The manufacturers of creams, gels and lotions often claim that they can remove stretch marks.
These products are essentially skin moisturisers and are available from pharmacies, supermarkets, and health and beauty shops.
It's recommended that you apply these products when your stretch marks are still red or purple. However, it's unlikely that these treatments can prevent stretch marks occurring, or make them fade any more significantly than they will with time alone.
Laser therapy can't completely remove stretch marks, but it may help fade them and make them less noticeable.
Several different types of laser therapy are used to treat stretch marks.
Pulsed dye laser treatment is one type of laser treatment available. It's painless and can be used at an early stage, while your stretch marks are still red or purple.

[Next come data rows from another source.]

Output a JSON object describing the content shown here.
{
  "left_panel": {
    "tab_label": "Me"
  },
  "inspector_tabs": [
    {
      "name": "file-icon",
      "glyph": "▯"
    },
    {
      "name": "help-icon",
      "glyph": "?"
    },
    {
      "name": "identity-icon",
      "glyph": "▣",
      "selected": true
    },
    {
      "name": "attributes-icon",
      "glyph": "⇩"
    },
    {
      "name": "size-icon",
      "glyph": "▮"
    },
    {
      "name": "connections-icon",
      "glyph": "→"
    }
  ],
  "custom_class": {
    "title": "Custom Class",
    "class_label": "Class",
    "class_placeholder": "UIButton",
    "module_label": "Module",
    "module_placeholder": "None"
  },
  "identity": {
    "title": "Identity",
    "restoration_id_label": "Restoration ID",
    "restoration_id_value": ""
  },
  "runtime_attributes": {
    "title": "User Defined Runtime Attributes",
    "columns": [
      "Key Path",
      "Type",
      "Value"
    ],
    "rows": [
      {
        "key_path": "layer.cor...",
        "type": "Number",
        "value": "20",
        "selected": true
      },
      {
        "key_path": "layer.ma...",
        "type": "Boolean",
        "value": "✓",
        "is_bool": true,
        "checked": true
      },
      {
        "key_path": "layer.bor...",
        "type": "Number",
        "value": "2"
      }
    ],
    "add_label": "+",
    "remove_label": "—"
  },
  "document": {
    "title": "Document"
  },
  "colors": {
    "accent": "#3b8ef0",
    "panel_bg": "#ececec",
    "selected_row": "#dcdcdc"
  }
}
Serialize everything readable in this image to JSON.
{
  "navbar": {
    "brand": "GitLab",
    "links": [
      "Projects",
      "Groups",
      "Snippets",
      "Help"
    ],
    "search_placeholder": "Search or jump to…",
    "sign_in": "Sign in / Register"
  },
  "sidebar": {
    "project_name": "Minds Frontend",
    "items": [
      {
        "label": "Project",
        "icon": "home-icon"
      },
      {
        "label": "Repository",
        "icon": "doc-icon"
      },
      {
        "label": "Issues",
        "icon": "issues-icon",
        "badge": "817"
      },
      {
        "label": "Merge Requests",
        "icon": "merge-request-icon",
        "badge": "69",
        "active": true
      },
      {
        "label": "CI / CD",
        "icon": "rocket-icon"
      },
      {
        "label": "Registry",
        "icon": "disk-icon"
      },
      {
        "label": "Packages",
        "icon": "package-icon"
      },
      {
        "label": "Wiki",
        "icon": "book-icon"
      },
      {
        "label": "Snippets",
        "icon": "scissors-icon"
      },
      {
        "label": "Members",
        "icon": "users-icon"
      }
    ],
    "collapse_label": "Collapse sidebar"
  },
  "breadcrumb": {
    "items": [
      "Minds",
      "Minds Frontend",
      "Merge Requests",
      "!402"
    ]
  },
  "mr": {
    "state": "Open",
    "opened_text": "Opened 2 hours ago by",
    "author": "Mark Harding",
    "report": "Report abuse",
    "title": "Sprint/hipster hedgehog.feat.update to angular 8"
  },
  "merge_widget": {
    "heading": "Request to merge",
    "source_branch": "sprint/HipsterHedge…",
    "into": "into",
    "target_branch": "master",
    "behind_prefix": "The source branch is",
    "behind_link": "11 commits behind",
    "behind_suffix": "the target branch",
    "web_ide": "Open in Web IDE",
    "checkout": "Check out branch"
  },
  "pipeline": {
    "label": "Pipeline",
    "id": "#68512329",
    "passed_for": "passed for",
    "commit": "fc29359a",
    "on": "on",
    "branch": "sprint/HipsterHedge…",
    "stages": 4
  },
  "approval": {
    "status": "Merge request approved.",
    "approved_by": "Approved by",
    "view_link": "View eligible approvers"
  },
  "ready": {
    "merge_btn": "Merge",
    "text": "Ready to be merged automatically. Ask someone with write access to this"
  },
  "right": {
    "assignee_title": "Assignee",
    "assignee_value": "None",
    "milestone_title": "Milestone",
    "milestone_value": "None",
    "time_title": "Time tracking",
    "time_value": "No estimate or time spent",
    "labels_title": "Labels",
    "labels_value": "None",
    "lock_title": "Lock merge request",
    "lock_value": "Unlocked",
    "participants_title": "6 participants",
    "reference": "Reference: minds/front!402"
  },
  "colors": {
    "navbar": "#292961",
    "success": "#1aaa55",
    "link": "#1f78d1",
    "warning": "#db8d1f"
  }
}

The energy from the laser is absorbed by the blood vessels underneath your stretch marks. The blood vessels collapse and the red or purple colour either disappears completely or turns white.
Laser therapy for stretch marks isn't available on the NHS and is usually expensive. You will probably need a few treatments to obtain visible results. The exact number will depend on your skin colour and type.
Cosmetic surgery for stretch marks is expensive and rarely recommended.
If you have stretch marks on your tummy (abdomen) and a large amount of loose skin, it may be possible to have an operation known as an abdominoplasty or tummy tuck.
The procedure removes excess fat and skin from your abdomen, and also gets rid of stretch marks below your belly button.
As this type of surgery is carried out for cosmetic reasons (to improve appearance), it isn't available on the NHS. It also carries a number of associated risks and can cause considerable scarring.
Preventing stretch marks
Stretch marks are very common and can't always be prevented.
However, the following advice may help reduce your risk of developing stretch marks.
Gaining weight rapidly over a short period of time is one of the most common causes of stretch marks.
Dieting that results in your weight quickly going up and down – so-called "yo-yo dieting" – can cause stretch marks. Therefore, avoiding rapid weight gain and weight loss can help prevent stretch marks occurring.
If you need to lose weight, you should do it slowly by eating a healthy, balanced diet and exercising regularly. You shouldn't lose more than 0.5kg (1lb) a week.
It's important to eat a healthy, balanced diet that's rich in vitamins and minerals, particularly vitamin E, vitamin C, and the minerals zinc and silicon. These vitamins and minerals will help keep your skin healthy.
A balanced diet will provide all the vitamins and minerals that the body needs. Dietary supplements aren't needed to prevent stretch marks developing.
Stretch marks that occur during pregnancy (striae gravidarum) are usually due to hormonal changes that affect your skin. Gaining pregnancy weight steadily may help minimise the effect of stretch marks.
During pregnancy it's normal for a woman to put on weight over a relatively short period of time. However, it's a myth that you need to "eat for two", even if you're expecting twins or triplets.
You don't need to go on a special diet if you're pregnant, but you should eat a variety of foods every day to get the right balance of nutrients for you and your baby. Your diet should be rich in wholewheat carbohydrates, such as bread and pasta, as well as fruit and vegetables.
During pregnancy, your weight gain should be slow and gradual. The amount of weight you put on will depend on the weight you were before you became pregnant. It's normal to gain 1-2kg (2.2-4.4lb) over the first 12 weeks of your pregnancy.
As a rough guide, during pregnancy, women who are:
underweight (have a BMI of less than 18.5) should gain 12.7-18.1kg (28-40lb)
a normal weight (have a BMI of 18.5-24.9) should gain 11.3-15.9kg (25-35lb)
overweight (have a BMI of more than 25) should gain 6.8-11.3kg (15-25lb)
obese (have a BMI of more than 30) should gain 5-9.1kg (11-20lb).
Speak to your GP, midwife or health visitor if you're worried about not gaining weight at a healthy rate, or if you're concerned about your stretch marks.
Are you overweight?
Body mass index (BMI) is a measure most people can use to check whether their weight is healthy in relation to their height and build.
For most adults, an ideal BMI score is 18.5-24.9.